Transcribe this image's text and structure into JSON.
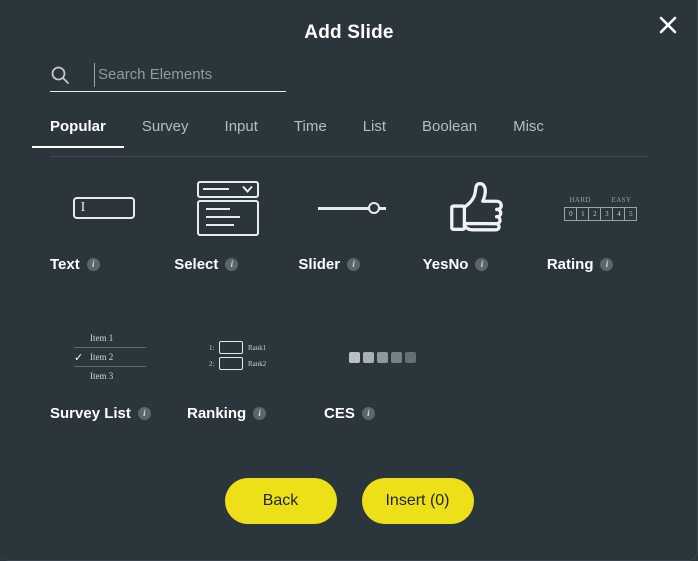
{
  "dialog": {
    "title": "Add Slide",
    "close_label": "×",
    "close_icon": "close-icon"
  },
  "search": {
    "icon": "search-icon",
    "placeholder": "Search Elements",
    "value": ""
  },
  "tabs": [
    {
      "label": "Popular",
      "active": true
    },
    {
      "label": "Survey",
      "active": false
    },
    {
      "label": "Input",
      "active": false
    },
    {
      "label": "Time",
      "active": false
    },
    {
      "label": "List",
      "active": false
    },
    {
      "label": "Boolean",
      "active": false
    },
    {
      "label": "Misc",
      "active": false
    }
  ],
  "elements": {
    "row1": [
      {
        "label": "Text",
        "icon": "text-input-icon",
        "info": "i"
      },
      {
        "label": "Select",
        "icon": "dropdown-select-icon",
        "info": "i"
      },
      {
        "label": "Slider",
        "icon": "slider-icon",
        "info": "i"
      },
      {
        "label": "YesNo",
        "icon": "thumbs-up-icon",
        "info": "i"
      },
      {
        "label": "Rating",
        "icon": "rating-scale-icon",
        "info": "i"
      }
    ],
    "row2": [
      {
        "label": "Survey List",
        "icon": "survey-list-icon",
        "info": "i"
      },
      {
        "label": "Ranking",
        "icon": "ranking-icon",
        "info": "i"
      },
      {
        "label": "CES",
        "icon": "ces-icon",
        "info": "i"
      }
    ]
  },
  "thumbs": {
    "text": {
      "caret": "I"
    },
    "rating": {
      "left_label": "HARD",
      "right_label": "EASY",
      "values": [
        "0",
        "1",
        "2",
        "3",
        "4",
        "5"
      ]
    },
    "survey_list": {
      "items": [
        "Item 1",
        "Item 2",
        "Item 3"
      ],
      "checked_index": 1,
      "check_glyph": "✓"
    },
    "ranking": {
      "rows": [
        {
          "num": "1:",
          "label": "Rank1"
        },
        {
          "num": "2:",
          "label": "Rank2"
        }
      ]
    },
    "ces": {
      "shades": [
        "#b9c2c7",
        "#a6b0b6",
        "#8e989f",
        "#76818a",
        "#646f77"
      ]
    }
  },
  "footer": {
    "back_label": "Back",
    "insert_label": "Insert (0)"
  },
  "colors": {
    "background": "#2b353c",
    "accent_yellow": "#ede019",
    "text_primary": "#ffffff",
    "text_muted": "#b5bdc3"
  }
}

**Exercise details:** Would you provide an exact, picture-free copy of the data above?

**Answer to this exercise:**
Transcribe this image's text and structure into JSON.
{
  "dialog": {
    "title": "Add Slide",
    "close_label": "×",
    "close_icon": "close-icon"
  },
  "search": {
    "icon": "search-icon",
    "placeholder": "Search Elements",
    "value": ""
  },
  "tabs": [
    {
      "label": "Popular",
      "active": true
    },
    {
      "label": "Survey",
      "active": false
    },
    {
      "label": "Input",
      "active": false
    },
    {
      "label": "Time",
      "active": false
    },
    {
      "label": "List",
      "active": false
    },
    {
      "label": "Boolean",
      "active": false
    },
    {
      "label": "Misc",
      "active": false
    }
  ],
  "elements": {
    "row1": [
      {
        "label": "Text",
        "icon": "text-input-icon",
        "info": "i"
      },
      {
        "label": "Select",
        "icon": "dropdown-select-icon",
        "info": "i"
      },
      {
        "label": "Slider",
        "icon": "slider-icon",
        "info": "i"
      },
      {
        "label": "YesNo",
        "icon": "thumbs-up-icon",
        "info": "i"
      },
      {
        "label": "Rating",
        "icon": "rating-scale-icon",
        "info": "i"
      }
    ],
    "row2": [
      {
        "label": "Survey List",
        "icon": "survey-list-icon",
        "info": "i"
      },
      {
        "label": "Ranking",
        "icon": "ranking-icon",
        "info": "i"
      },
      {
        "label": "CES",
        "icon": "ces-icon",
        "info": "i"
      }
    ]
  },
  "thumbs": {
    "text": {
      "caret": "I"
    },
    "rating": {
      "left_label": "HARD",
      "right_label": "EASY",
      "values": [
        "0",
        "1",
        "2",
        "3",
        "4",
        "5"
      ]
    },
    "survey_list": {
      "items": [
        "Item 1",
        "Item 2",
        "Item 3"
      ],
      "checked_index": 1,
      "check_glyph": "✓"
    },
    "ranking": {
      "rows": [
        {
          "num": "1:",
          "label": "Rank1"
        },
        {
          "num": "2:",
          "label": "Rank2"
        }
      ]
    },
    "ces": {
      "shades": [
        "#b9c2c7",
        "#a6b0b6",
        "#8e989f",
        "#76818a",
        "#646f77"
      ]
    }
  },
  "footer": {
    "back_label": "Back",
    "insert_label": "Insert (0)"
  },
  "colors": {
    "background": "#2b353c",
    "accent_yellow": "#ede019",
    "text_primary": "#ffffff",
    "text_muted": "#b5bdc3"
  }
}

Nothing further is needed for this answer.